Flip Side by Kunal Pradhan: Windies revival – An elusive dream
What does a West Indies renaissance really mean? The glory of West Indies cricket in the 1970s and 1980s was not just about victories and defeats. It was about race, culture, music, and the significance of lives lived on tiny islands figuring like dots on a world mapUpdated: Feb 16, 2019 18:19 IST
Like reports about Mark Twain’s death in 1897, exhortations about the revival of West Indies cricket are greatly exaggerated. Twain, 61 then, eventually died of a heart attack 13 years later. The theory about a West Indian resurgence is likely to be more short-lived.
Sure, the Windies won a major series after 10 years by defeating England 2-1 this month, with handsome victories at Barbados and Antigua. This led statisticians and commentators to point out how, over the last 23 Tests dating back two years, they have beaten England three times, Pakistan twice, and Sri Lanka once. That, in turn, prompted them to first wonder if the team was slowly getting back on the rails, and proclaim how, if it happened, it would be a wonderful thing.
The problem is that the West Indies revival story has become a recurring event. For, what does a West Indies renaissance really mean? Or, to put it another way (with a nod each to Rudyard Kipling and CLR James), what do they know of West Indies cricket who only cricket know?
The glory of West Indies cricket in the 1970s and 1980s was not just about victories and defeats, centuries, five-wicket hauls, and World Cup trophies.
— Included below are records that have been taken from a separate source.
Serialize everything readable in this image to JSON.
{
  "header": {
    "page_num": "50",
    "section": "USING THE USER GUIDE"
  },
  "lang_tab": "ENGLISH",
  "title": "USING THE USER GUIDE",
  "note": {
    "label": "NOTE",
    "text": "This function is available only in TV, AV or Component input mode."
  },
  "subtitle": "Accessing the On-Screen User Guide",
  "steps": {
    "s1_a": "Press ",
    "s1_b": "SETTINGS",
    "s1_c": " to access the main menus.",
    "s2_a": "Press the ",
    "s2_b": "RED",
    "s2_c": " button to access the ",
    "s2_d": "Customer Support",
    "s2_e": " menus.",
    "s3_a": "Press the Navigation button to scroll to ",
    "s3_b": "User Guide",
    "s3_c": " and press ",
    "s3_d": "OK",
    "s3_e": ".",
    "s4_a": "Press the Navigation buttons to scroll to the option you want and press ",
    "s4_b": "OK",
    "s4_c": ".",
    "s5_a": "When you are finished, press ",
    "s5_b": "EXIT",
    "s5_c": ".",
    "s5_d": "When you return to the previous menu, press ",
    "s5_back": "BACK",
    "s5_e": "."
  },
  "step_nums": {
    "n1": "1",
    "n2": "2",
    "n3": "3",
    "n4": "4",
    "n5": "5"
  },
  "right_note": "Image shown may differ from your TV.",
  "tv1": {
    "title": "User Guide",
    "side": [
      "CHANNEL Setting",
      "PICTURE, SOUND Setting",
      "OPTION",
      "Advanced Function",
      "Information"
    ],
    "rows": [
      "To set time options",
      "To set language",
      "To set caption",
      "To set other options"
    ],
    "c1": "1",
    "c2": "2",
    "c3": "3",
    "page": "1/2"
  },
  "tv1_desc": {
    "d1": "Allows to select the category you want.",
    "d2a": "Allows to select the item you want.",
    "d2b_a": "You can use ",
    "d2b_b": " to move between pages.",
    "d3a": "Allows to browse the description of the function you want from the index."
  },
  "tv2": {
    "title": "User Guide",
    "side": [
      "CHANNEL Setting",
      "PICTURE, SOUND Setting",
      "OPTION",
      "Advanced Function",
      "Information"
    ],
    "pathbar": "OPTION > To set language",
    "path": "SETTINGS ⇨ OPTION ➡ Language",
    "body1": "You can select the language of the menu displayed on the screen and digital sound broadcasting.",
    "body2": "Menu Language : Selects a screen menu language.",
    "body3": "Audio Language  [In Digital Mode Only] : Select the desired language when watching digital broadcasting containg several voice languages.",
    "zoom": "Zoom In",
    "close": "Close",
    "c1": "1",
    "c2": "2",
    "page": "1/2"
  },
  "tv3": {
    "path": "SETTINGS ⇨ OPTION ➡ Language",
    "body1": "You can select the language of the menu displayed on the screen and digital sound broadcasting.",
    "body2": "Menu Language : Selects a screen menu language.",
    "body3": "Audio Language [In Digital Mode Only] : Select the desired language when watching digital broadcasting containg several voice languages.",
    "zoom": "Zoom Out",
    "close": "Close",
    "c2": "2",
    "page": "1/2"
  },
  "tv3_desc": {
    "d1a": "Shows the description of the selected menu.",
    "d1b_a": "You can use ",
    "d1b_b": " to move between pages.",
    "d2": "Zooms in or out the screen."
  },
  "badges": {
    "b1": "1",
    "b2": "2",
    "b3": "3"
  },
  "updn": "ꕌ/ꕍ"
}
It was an articulation of a philosophy, an expression of personality, a statement of individualism, a fight against oppression, a chime of freedom, and (as the 2010 documentary reminded us) a fire raging in Babylon.
It was about race, culture, music, and the significance of lives lived on tiny islands figuring like dots on a world map — about green, for the land itself; yellow, for the gold that was stripped; red, for the blood that was shed. Students were marching on the streets, Bob Marley & The Wailers were composing rhythms, and Viv Richards was chewing gum — all at the same time. It was a rare confluence of events that pushed them across barriers hitherto not breached.
The reason why people so desperately want the West Indies to rise again is that there has never been a force like it in world cricket, or perhaps, in world anything. Here was a team made up of people collected together just because they were all part of the same Commonwealth; not only sport, an entire make-believe identity was thrust upon them overlooking their own nationalities.
When they lost matches, as all colonies did in the early years, it fitted perfectly into the larger colonial narrative of introducing civilisation to the natives but showing them that the English were superior; and when they started to win, it was their “natural” ability as big-built slow-witted people that allowed them to bowl lightning quick and bat with abandon. Hours spent honing skills, getting fitter, achieving technical perfection, were sought to be summarily dismissed.
The Windies overcame these odds and prejudices to not only change perceptions about themselves, and their race, but also alter cricket forever. The concept of a pace quartet, of batsmen who took the attack to the opposition, of fielders who glided across the outfield, were all brought to us courtesy the Caribbean.
Cricket has never had such an underdog turned top dog. Australia, in the 1940s and the 2000s, may have been as dominant as the West Indies were in the 1970s and 1980s but theirs wasn’t half as good a story. Pakistan, Sri Lanka and India threatened at various times over the last three decades, but could never hit either those game-defining levels or that consistency.
Seventeen years ago, when West Indies won their last series against India, I was there. It was a battle between a golden generation of Indian cricketers slowly hitting top gear and West Indian lions in the winter fighting to stay relevant. It was Sachin and Dravid vs Lara and Chanderpaul, Sourav and Laxman vs Hooper and Sarwan; the last time a Windies line-up passed muster in the half light.
India won the second Test at Port of Spain, the West Indies hit back at Barbados in the third. We went into the fifth and final Test at Jamaica’s Sabina Park, the ground where five Indian batsmen had chosen to be absent hurt rather than face Michael Holding & Co in 1975, with the honours even.
India lost on the fifth morning, and about 10 minutes later, it started to rain. It rained so hard that it barely stopped for a few hours over the next week. If only India had hung on for three more overs, they might have returned with the series level. The Windies savoured the victory. Pundits said a revival was just around the corner. But it was clear even then that something was not right: the exhortations were greatly exaggerated.
First Published: Feb 16, 2019 18:19 IST